A roof covering the structure – part of the temple mayor – collapsed, but the damage is minor.
A roof that partially protected one of Mexico’s most important ancient sites collapsed late Wednesday under the weight of a heavy rain and hail storm, causing minor damage to the ornate temple complex that once housed the elite warriors of the Aztec Empire.
President Andres Manuel Lopez Obrador promised Thursday to repair any damage to the House of Eagles, which was covered by a large, modern metal roof that was overthrown by the storm. The structure is adjacent to the ruins of the most sacred shrine of the Aztecs, now known as the Templo Mayor.
Mexico’s Ministry of Culture described the damage to the ruins in a statement Thursday as “minor, recoverable and recoverable,” adding that removal of the collapsed roof and other repairs will begin immediately.
The House of Eagles features intricately carved relief sculptures on walls and benches depicting warriors in processions and bloodshed rituals.
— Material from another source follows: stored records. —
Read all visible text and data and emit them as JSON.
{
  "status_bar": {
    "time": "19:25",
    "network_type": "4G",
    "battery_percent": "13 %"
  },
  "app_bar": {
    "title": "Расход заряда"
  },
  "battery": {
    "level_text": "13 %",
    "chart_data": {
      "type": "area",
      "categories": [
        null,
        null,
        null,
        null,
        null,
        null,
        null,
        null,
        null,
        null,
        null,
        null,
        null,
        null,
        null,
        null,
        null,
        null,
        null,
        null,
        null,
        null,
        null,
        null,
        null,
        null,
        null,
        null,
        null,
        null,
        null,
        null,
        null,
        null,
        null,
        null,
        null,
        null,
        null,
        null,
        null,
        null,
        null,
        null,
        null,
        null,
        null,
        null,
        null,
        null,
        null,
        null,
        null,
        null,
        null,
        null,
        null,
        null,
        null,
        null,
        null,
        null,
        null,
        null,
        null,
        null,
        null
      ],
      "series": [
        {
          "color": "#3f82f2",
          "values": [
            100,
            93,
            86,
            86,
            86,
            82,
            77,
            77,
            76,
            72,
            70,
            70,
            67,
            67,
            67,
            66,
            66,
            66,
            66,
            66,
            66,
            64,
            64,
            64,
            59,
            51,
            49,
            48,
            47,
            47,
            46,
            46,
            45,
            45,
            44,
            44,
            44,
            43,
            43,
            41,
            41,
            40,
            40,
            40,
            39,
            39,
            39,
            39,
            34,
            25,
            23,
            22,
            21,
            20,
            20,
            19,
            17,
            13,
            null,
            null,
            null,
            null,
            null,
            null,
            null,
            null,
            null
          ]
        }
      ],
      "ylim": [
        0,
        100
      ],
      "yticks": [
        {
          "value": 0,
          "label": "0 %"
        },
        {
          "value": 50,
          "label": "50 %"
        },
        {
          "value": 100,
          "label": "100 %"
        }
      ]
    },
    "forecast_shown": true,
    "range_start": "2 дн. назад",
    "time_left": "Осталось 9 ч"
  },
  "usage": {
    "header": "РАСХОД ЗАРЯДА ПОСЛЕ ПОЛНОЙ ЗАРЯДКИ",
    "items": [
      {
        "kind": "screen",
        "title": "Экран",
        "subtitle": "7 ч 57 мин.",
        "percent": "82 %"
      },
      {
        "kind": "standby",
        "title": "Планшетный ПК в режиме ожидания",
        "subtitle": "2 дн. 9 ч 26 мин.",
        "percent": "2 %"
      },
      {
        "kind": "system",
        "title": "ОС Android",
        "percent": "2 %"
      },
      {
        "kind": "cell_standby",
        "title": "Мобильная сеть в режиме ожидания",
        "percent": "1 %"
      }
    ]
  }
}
The remains of the painted murals have remained visible five centuries after the Spanish conquest of the Aztec capital and the subsequent destruction of the city in 1521.
The main Aztec temple known as the Templo Mayor is located in downtown Mexico City [File:Henry Romero/Reuters]In a post on Twitter, Leonardo Lopez Lujan, the Templo mayor’s chief archaeologist, wrote that he was relieved that major damage to the interior of the structure and its decorations was avoided.
“I am not superstitious, but blessings be Tezcatlipoca!” he quipped, referring to a great Aztec deity associated with providence and sorcery.
Believed by the Aztecs to be the center of the universe, the ruins of the Templo Mayor are right next to the main Zocalo square in Mexico City, next to a Roman Catholic cathedral from the colonial era.
The open-air ruins and an adjacent museum displaying monumental sculptures have been a major draw for tourists in the city center for decades.